The Google Cultural Institute (GCI) has updated its Google website and app to allow users to browse the history and view panoramic imagery of historical sites like the Nalanda University. Additionally the company has added features like scrolling through art using a timeline and browsing painting based on color.
Users will now also be able to use VR headsets like Google Cardboard to take a virtual tour of the Sanskriti Museum, which hosts a collection of Indian arts and crafts. The platform also launched a YouTube channel which will list original content relevant to cultural topics, created by various YouTubers.
Other than this the platform will display the opening times of a museum, monument or location to find out what’s on that day and navigate to there. Finally Google also added an Art Recognizer feature (currently works in museums in London, Sydney and Washington DC), which will help users recognize paintings and find online information about it by scanning paintings using the phone camera. The company mentions that it will add this feature to other museums, including in India, although it provides no timeline.

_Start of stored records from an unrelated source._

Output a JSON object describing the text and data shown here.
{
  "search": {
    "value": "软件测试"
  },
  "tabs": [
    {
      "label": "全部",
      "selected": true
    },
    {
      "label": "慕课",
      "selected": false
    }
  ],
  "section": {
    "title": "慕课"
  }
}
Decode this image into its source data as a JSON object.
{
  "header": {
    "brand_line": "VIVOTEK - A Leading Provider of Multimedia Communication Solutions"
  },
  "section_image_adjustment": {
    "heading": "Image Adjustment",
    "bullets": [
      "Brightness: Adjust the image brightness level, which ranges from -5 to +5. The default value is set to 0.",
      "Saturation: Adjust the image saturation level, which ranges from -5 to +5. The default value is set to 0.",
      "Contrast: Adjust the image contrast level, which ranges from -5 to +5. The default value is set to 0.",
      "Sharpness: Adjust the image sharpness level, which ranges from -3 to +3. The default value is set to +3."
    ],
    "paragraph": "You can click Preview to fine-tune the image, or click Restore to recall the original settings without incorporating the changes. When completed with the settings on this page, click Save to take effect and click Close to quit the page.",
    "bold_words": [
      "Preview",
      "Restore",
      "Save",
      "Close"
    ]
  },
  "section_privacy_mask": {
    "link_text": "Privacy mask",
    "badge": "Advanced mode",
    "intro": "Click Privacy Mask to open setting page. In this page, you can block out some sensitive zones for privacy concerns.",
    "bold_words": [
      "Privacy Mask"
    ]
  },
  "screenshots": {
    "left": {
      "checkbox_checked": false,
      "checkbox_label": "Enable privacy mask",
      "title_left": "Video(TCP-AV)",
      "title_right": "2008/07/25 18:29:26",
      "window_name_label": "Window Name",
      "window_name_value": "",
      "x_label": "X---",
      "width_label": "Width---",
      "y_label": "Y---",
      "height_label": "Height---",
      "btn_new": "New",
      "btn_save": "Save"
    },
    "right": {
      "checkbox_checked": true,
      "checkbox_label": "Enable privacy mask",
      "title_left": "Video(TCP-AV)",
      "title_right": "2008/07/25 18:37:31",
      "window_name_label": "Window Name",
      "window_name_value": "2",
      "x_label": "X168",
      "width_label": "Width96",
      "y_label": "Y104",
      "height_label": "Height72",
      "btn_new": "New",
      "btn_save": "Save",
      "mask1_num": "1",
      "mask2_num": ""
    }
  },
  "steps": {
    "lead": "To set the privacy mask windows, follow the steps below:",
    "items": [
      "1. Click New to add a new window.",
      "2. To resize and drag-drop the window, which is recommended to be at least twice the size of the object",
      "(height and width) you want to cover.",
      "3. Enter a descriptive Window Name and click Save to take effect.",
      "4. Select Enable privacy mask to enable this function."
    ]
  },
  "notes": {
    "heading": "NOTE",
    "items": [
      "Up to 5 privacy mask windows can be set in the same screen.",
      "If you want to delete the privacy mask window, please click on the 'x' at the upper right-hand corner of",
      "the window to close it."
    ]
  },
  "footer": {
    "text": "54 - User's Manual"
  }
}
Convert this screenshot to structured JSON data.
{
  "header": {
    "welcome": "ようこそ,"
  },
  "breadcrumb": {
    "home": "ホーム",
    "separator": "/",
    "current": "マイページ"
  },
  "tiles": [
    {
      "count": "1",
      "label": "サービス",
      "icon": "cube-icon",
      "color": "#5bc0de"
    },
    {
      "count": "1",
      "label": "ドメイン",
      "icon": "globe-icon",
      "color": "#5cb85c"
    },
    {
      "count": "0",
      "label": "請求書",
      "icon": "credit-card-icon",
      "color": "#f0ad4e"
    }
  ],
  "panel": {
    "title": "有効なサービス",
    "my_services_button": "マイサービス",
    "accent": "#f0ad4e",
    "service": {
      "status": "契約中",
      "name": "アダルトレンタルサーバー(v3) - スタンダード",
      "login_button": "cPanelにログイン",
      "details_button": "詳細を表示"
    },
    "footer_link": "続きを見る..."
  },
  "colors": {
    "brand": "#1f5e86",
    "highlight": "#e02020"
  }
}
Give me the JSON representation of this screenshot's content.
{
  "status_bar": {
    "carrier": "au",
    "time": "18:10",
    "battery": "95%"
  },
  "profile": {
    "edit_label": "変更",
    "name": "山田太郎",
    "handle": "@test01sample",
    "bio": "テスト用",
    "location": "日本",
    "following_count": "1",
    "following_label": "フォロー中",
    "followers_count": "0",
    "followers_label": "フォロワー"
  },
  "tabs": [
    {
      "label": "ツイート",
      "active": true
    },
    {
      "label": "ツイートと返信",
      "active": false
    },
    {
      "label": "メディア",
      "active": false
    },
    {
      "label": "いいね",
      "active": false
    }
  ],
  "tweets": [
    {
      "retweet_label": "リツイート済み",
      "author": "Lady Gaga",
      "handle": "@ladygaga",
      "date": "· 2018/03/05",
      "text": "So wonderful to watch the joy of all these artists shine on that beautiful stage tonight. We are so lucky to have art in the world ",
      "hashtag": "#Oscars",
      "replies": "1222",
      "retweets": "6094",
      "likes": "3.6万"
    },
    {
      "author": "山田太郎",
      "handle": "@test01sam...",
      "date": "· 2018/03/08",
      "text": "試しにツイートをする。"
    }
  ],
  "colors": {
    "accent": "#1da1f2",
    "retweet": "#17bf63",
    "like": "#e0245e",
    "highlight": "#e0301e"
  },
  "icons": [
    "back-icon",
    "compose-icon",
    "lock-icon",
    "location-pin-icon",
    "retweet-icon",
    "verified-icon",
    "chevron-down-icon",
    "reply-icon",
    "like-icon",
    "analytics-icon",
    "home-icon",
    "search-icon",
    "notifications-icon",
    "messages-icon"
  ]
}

GCI partnership with Indian Museum
In May this year, the GCI added 360-degree panoramic format images of artifacts, historical paintings and sculptures from within the galleries of Indian Museum. The company said then that all of the 35 physical galleries across categories like Art, Archaeology, Anthropology, etc. from the Indian Museum in Kolkata will be digitized under the GCI project.
GCI partnership with National Museum
In August last year, the GCI added over 2,000 new images and 70 virtual exhibits from India, in partnership with the National Museum. At that time, GCI said that it will be digitizing material from 10 other partner institutions, namely the Salar Jung Museum, Victoria Memorial Hall Kolkata, Dastkari Haat Samiti, Devi Art Foundation, among others.
The GCI project from Google helps digitize historical exhibits, collections, galleries from museums all over the world and display it online in a viewable format. It was launched globally in 2011 and in India in 2012, by initially partnering with the National Museum and the National Gallery of Modern Art in Delhi. Currently, GCI works with more than 18 Indian institutions.
– In March this year, Google added panoramic views of 31 monuments and Indian archaeological sites on Google Maps and the Google Cultural Institute. The ASI had launched a national portal for museums. Collections in all museums under its control and those under the ASI would be digitized and presented on this portal.
– In August last year, Google India extended its partnership with the Archaeological Survey of India (ASI) by adding 360-degree panoramic images of 76 new heritage sites to Google Maps. Additionally, 30 exhibitions of arts and historical institutions and over 1400 cultural objects from India could be viewed via the Google Cultural Institute.